- DESCRIPTION OF THE TASK
Please return every line below that contains the string "subtitle".

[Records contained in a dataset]
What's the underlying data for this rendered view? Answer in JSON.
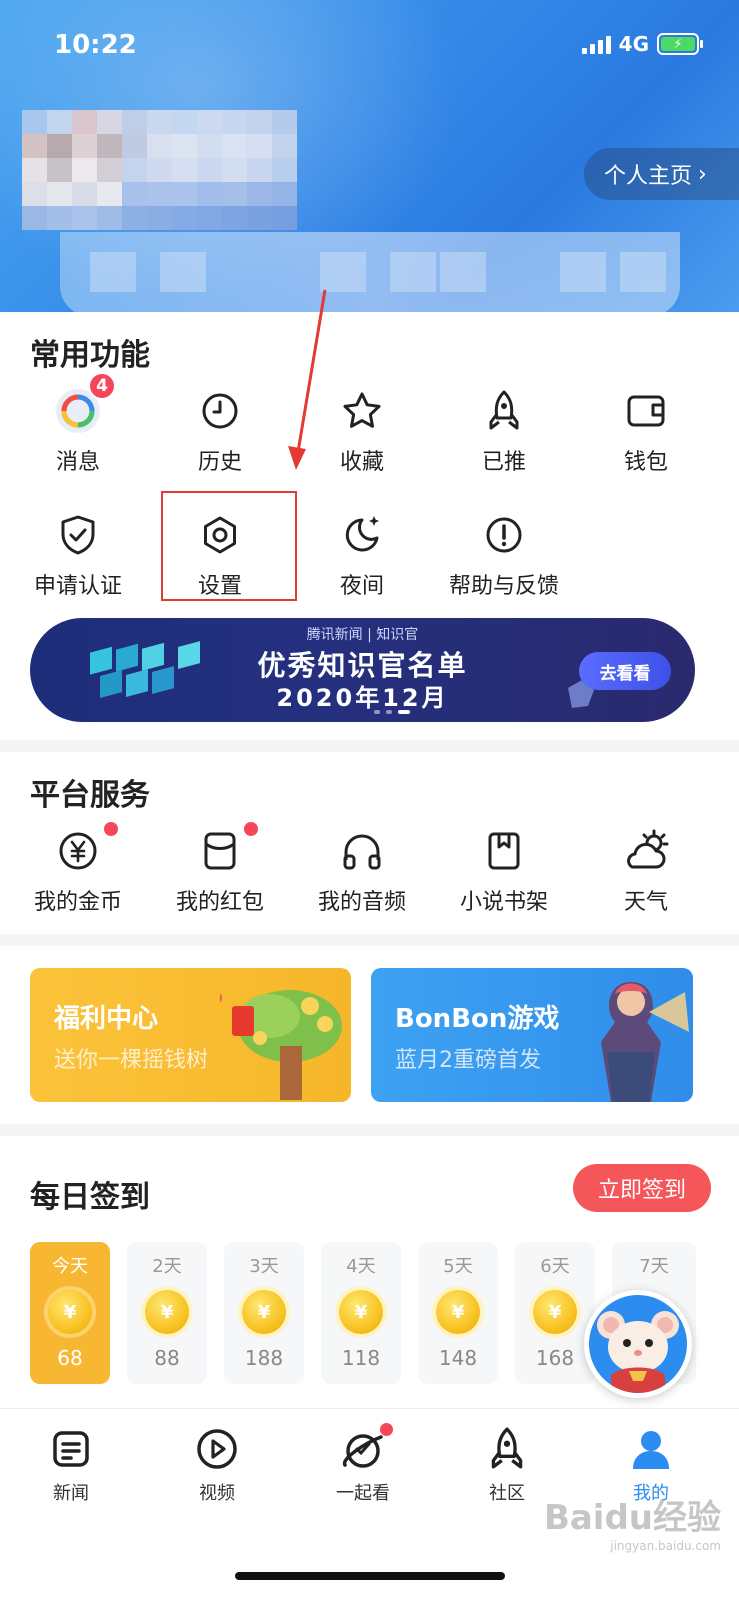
{
  "status": {
    "time": "10:22",
    "network": "4G"
  },
  "header": {
    "profile_button": "个人主页"
  },
  "common": {
    "title": "常用功能",
    "items": [
      {
        "label": "消息",
        "icon": "news-logo-icon",
        "badge": "4"
      },
      {
        "label": "历史",
        "icon": "clock-icon"
      },
      {
        "label": "收藏",
        "icon": "star-icon"
      },
      {
        "label": "已推",
        "icon": "rocket-icon"
      },
      {
        "label": "钱包",
        "icon": "wallet-icon"
      },
      {
        "label": "申请认证",
        "icon": "shield-check-icon"
      },
      {
        "label": "设置",
        "icon": "settings-hexagon-icon"
      },
      {
        "label": "夜间",
        "icon": "moon-icon"
      },
      {
        "label": "帮助与反馈",
        "icon": "help-exclamation-icon"
      }
    ]
  },
  "banner": {
    "brand": "腾讯新闻 | 知识官",
    "title": "优秀知识官名单",
    "subtitle": "2020年12月",
    "button": "去看看"
  },
  "platform": {
    "title": "平台服务",
    "items": [
      {
        "label": "我的金币",
        "icon": "yen-coin-icon",
        "dot": true
      },
      {
        "label": "我的红包",
        "icon": "red-packet-icon",
        "dot": true
      },
      {
        "label": "我的音频",
        "icon": "headphones-icon"
      },
      {
        "label": "小说书架",
        "icon": "bookmark-icon"
      },
      {
        "label": "天气",
        "icon": "weather-icon"
      }
    ]
  },
  "promos": [
    {
      "title": "福利中心",
      "subtitle": "送你一棵摇钱树",
      "color": "#f8be3a"
    },
    {
      "title": "BonBon游戏",
      "subtitle": "蓝月2重磅首发",
      "color": "#3a9af0"
    }
  ],
  "checkin": {
    "title": "每日签到",
    "button": "立即签到",
    "days": [
      {
        "day": "今天",
        "coins": "68"
      },
      {
        "day": "2天",
        "coins": "88"
      },
      {
        "day": "3天",
        "coins": "188"
      },
      {
        "day": "4天",
        "coins": "118"
      },
      {
        "day": "5天",
        "coins": "148"
      },
      {
        "day": "6天",
        "coins": "168"
      },
      {
        "day": "7天",
        "coins": ""
      }
    ],
    "coin_symbol": "¥"
  },
  "tabs": [
    {
      "label": "新闻",
      "icon": "news-doc-icon"
    },
    {
      "label": "视频",
      "icon": "play-circle-icon"
    },
    {
      "label": "一起看",
      "icon": "planet-icon"
    },
    {
      "label": "社区",
      "icon": "rocket-icon"
    },
    {
      "label": "我的",
      "icon": "user-icon"
    }
  ],
  "watermark": {
    "main": "Baidu经验",
    "sub": "jingyan.baidu.com"
  },
  "colors": {
    "accent": "#2b8cf2",
    "red": "#f5475a",
    "highlight": "#e53935"
  }
}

- TASK RESPONSE
    "subtitle": "2020年12月",
      "subtitle": "送你一棵摇钱树",
      "subtitle": "蓝月2重磅首发",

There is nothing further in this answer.